(Interface dataset entries)
============================================================

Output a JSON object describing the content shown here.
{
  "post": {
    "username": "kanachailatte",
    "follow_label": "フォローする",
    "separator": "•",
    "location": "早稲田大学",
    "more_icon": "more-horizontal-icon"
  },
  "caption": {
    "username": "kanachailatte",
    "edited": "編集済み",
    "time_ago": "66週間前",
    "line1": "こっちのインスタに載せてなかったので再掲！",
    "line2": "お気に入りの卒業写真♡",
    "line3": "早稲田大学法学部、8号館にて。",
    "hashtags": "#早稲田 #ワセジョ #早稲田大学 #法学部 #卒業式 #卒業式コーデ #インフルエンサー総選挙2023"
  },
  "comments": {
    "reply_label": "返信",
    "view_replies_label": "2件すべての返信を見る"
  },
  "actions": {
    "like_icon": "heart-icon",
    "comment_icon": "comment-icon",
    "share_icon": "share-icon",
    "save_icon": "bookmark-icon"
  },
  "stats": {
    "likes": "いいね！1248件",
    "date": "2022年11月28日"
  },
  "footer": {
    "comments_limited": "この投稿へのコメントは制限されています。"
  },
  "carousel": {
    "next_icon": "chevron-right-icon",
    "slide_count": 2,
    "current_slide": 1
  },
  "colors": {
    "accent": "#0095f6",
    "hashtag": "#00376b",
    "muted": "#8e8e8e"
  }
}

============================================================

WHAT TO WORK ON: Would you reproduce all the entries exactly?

ANSWER TO THIS EXERCISE:
Output a JSON object describing the content shown here.
{
  "post": {
    "username": "kanachailatte",
    "follow_label": "フォローする",
    "separator": "•",
    "location": "早稲田大学",
    "more_icon": "more-horizontal-icon"
  },
  "caption": {
    "username": "kanachailatte",
    "edited": "編集済み",
    "time_ago": "66週間前",
    "line1": "こっちのインスタに載せてなかったので再掲！",
    "line2": "お気に入りの卒業写真♡",
    "line3": "早稲田大学法学部、8号館にて。",
    "hashtags": "#早稲田 #ワセジョ #早稲田大学 #法学部 #卒業式 #卒業式コーデ #インフルエンサー総選挙2023"
  },
  "comments": {
    "reply_label": "返信",
    "view_replies_label": "2件すべての返信を見る"
  },
  "actions": {
    "like_icon": "heart-icon",
    "comment_icon": "comment-icon",
    "share_icon": "share-icon",
    "save_icon": "bookmark-icon"
  },
  "stats": {
    "likes": "いいね！1248件",
    "date": "2022年11月28日"
  },
  "footer": {
    "comments_limited": "この投稿へのコメントは制限されています。"
  },
  "carousel": {
    "next_icon": "chevron-right-icon",
    "slide_count": 2,
    "current_slide": 1
  },
  "colors": {
    "accent": "#0095f6",
    "hashtag": "#00376b",
    "muted": "#8e8e8e"
  }
}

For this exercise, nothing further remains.